### ACTIVITY
Below is a set of entries; give all of them again exactly.

(Saved entries)

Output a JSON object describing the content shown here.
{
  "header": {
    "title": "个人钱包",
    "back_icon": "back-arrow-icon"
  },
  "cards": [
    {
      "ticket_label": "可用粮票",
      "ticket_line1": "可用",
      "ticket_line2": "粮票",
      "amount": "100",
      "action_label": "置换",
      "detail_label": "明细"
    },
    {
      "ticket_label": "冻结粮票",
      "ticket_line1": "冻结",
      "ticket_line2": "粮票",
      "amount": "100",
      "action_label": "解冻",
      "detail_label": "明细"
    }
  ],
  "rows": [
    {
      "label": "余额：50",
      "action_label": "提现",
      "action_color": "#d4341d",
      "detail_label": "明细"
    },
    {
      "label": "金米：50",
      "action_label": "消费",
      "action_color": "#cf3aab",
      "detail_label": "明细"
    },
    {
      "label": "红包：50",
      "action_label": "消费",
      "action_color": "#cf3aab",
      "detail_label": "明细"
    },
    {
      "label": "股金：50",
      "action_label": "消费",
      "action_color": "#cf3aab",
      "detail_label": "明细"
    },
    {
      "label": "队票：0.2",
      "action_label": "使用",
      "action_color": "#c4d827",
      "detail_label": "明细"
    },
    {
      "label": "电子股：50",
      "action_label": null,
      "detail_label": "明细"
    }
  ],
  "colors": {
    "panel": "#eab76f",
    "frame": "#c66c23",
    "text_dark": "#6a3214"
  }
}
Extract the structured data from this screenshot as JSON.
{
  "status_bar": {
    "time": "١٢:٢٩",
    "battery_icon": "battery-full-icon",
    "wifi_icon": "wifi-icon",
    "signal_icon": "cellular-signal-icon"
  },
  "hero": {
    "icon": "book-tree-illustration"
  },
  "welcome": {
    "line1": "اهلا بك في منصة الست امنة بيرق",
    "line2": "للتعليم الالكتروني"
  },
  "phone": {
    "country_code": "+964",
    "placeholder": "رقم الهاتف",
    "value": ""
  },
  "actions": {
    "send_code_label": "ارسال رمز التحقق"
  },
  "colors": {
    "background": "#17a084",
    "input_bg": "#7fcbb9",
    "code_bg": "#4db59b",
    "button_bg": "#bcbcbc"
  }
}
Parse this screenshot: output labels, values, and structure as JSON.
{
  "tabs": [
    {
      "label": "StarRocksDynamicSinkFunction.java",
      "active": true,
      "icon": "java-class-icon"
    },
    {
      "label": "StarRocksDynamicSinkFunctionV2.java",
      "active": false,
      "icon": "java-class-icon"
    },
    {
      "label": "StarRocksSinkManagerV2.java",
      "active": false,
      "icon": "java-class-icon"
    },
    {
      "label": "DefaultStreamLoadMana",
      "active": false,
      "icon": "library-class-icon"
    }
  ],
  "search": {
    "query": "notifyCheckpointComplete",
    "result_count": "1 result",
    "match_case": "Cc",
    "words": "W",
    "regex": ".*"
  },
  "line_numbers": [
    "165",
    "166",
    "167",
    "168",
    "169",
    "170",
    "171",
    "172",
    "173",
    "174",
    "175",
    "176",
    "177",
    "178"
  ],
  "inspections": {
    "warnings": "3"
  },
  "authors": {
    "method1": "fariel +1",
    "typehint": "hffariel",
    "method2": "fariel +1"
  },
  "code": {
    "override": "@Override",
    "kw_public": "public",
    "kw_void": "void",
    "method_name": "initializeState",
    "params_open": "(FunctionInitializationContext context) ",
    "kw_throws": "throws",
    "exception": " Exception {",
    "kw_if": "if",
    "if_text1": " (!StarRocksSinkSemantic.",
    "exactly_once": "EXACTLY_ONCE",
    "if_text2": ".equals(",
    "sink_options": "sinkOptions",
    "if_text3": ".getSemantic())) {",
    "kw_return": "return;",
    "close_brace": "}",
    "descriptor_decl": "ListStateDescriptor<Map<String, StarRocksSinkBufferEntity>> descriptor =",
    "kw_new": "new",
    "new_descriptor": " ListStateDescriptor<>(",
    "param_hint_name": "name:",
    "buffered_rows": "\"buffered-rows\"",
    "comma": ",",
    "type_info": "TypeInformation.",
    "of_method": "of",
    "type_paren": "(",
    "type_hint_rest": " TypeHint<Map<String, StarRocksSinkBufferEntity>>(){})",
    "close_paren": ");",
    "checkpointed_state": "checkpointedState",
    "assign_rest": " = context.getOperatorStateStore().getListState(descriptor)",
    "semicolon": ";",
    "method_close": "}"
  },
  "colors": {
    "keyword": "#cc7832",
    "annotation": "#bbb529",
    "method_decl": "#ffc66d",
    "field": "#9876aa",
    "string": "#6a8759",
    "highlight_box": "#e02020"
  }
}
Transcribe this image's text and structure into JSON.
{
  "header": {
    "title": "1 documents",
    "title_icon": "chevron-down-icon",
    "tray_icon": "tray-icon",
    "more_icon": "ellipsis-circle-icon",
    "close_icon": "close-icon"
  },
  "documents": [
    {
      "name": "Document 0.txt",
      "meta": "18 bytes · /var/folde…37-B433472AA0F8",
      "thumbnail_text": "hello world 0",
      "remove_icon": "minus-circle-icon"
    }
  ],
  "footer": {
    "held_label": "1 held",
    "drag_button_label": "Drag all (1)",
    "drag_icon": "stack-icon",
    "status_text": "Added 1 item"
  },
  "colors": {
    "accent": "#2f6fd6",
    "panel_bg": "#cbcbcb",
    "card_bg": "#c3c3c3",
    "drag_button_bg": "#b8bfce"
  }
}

### WORKED SOLUTION
Output a JSON object describing the content shown here.
{
  "header": {
    "title": "个人钱包",
    "back_icon": "back-arrow-icon"
  },
  "cards": [
    {
      "ticket_label": "可用粮票",
      "ticket_line1": "可用",
      "ticket_line2": "粮票",
      "amount": "100",
      "action_label": "置换",
      "detail_label": "明细"
    },
    {
      "ticket_label": "冻结粮票",
      "ticket_line1": "冻结",
      "ticket_line2": "粮票",
      "amount": "100",
      "action_label": "解冻",
      "detail_label": "明细"
    }
  ],
  "rows": [
    {
      "label": "余额：50",
      "action_label": "提现",
      "action_color": "#d4341d",
      "detail_label": "明细"
    },
    {
      "label": "金米：50",
      "action_label": "消费",
      "action_color": "#cf3aab",
      "detail_label": "明细"
    },
    {
      "label": "红包：50",
      "action_label": "消费",
      "action_color": "#cf3aab",
      "detail_label": "明细"
    },
    {
      "label": "股金：50",
      "action_label": "消费",
      "action_color": "#cf3aab",
      "detail_label": "明细"
    },
    {
      "label": "队票：0.2",
      "action_label": "使用",
      "action_color": "#c4d827",
      "detail_label": "明细"
    },
    {
      "label": "电子股：50",
      "action_label": null,
      "detail_label": "明细"
    }
  ],
  "colors": {
    "panel": "#eab76f",
    "frame": "#c66c23",
    "text_dark": "#6a3214"
  }
}
Extract the structured data from this screenshot as JSON.
{
  "status_bar": {
    "time": "١٢:٢٩",
    "battery_icon": "battery-full-icon",
    "wifi_icon": "wifi-icon",
    "signal_icon": "cellular-signal-icon"
  },
  "hero": {
    "icon": "book-tree-illustration"
  },
  "welcome": {
    "line1": "اهلا بك في منصة الست امنة بيرق",
    "line2": "للتعليم الالكتروني"
  },
  "phone": {
    "country_code": "+964",
    "placeholder": "رقم الهاتف",
    "value": ""
  },
  "actions": {
    "send_code_label": "ارسال رمز التحقق"
  },
  "colors": {
    "background": "#17a084",
    "input_bg": "#7fcbb9",
    "code_bg": "#4db59b",
    "button_bg": "#bcbcbc"
  }
}
Parse this screenshot: output labels, values, and structure as JSON.
{
  "tabs": [
    {
      "label": "StarRocksDynamicSinkFunction.java",
      "active": true,
      "icon": "java-class-icon"
    },
    {
      "label": "StarRocksDynamicSinkFunctionV2.java",
      "active": false,
      "icon": "java-class-icon"
    },
    {
      "label": "StarRocksSinkManagerV2.java",
      "active": false,
      "icon": "java-class-icon"
    },
    {
      "label": "DefaultStreamLoadMana",
      "active": false,
      "icon": "library-class-icon"
    }
  ],
  "search": {
    "query": "notifyCheckpointComplete",
    "result_count": "1 result",
    "match_case": "Cc",
    "words": "W",
    "regex": ".*"
  },
  "line_numbers": [
    "165",
    "166",
    "167",
    "168",
    "169",
    "170",
    "171",
    "172",
    "173",
    "174",
    "175",
    "176",
    "177",
    "178"
  ],
  "inspections": {
    "warnings": "3"
  },
  "authors": {
    "method1": "fariel +1",
    "typehint": "hffariel",
    "method2": "fariel +1"
  },
  "code": {
    "override": "@Override",
    "kw_public": "public",
    "kw_void": "void",
    "method_name": "initializeState",
    "params_open": "(FunctionInitializationContext context) ",
    "kw_throws": "throws",
    "exception": " Exception {",
    "kw_if": "if",
    "if_text1": " (!StarRocksSinkSemantic.",
    "exactly_once": "EXACTLY_ONCE",
    "if_text2": ".equals(",
    "sink_options": "sinkOptions",
    "if_text3": ".getSemantic())) {",
    "kw_return": "return;",
    "close_brace": "}",
    "descriptor_decl": "ListStateDescriptor<Map<String, StarRocksSinkBufferEntity>> descriptor =",
    "kw_new": "new",
    "new_descriptor": " ListStateDescriptor<>(",
    "param_hint_name": "name:",
    "buffered_rows": "\"buffered-rows\"",
    "comma": ",",
    "type_info": "TypeInformation.",
    "of_method": "of",
    "type_paren": "(",
    "type_hint_rest": " TypeHint<Map<String, StarRocksSinkBufferEntity>>(){})",
    "close_paren": ");",
    "checkpointed_state": "checkpointedState",
    "assign_rest": " = context.getOperatorStateStore().getListState(descriptor)",
    "semicolon": ";",
    "method_close": "}"
  },
  "colors": {
    "keyword": "#cc7832",
    "annotation": "#bbb529",
    "method_decl": "#ffc66d",
    "field": "#9876aa",
    "string": "#6a8759",
    "highlight_box": "#e02020"
  }
}
Transcribe this image's text and structure into JSON.
{
  "header": {
    "title": "1 documents",
    "title_icon": "chevron-down-icon",
    "tray_icon": "tray-icon",
    "more_icon": "ellipsis-circle-icon",
    "close_icon": "close-icon"
  },
  "documents": [
    {
      "name": "Document 0.txt",
      "meta": "18 bytes · /var/folde…37-B433472AA0F8",
      "thumbnail_text": "hello world 0",
      "remove_icon": "minus-circle-icon"
    }
  ],
  "footer": {
    "held_label": "1 held",
    "drag_button_label": "Drag all (1)",
    "drag_icon": "stack-icon",
    "status_text": "Added 1 item"
  },
  "colors": {
    "accent": "#2f6fd6",
    "panel_bg": "#cbcbcb",
    "card_bg": "#c3c3c3",
    "drag_button_bg": "#b8bfce"
  }
}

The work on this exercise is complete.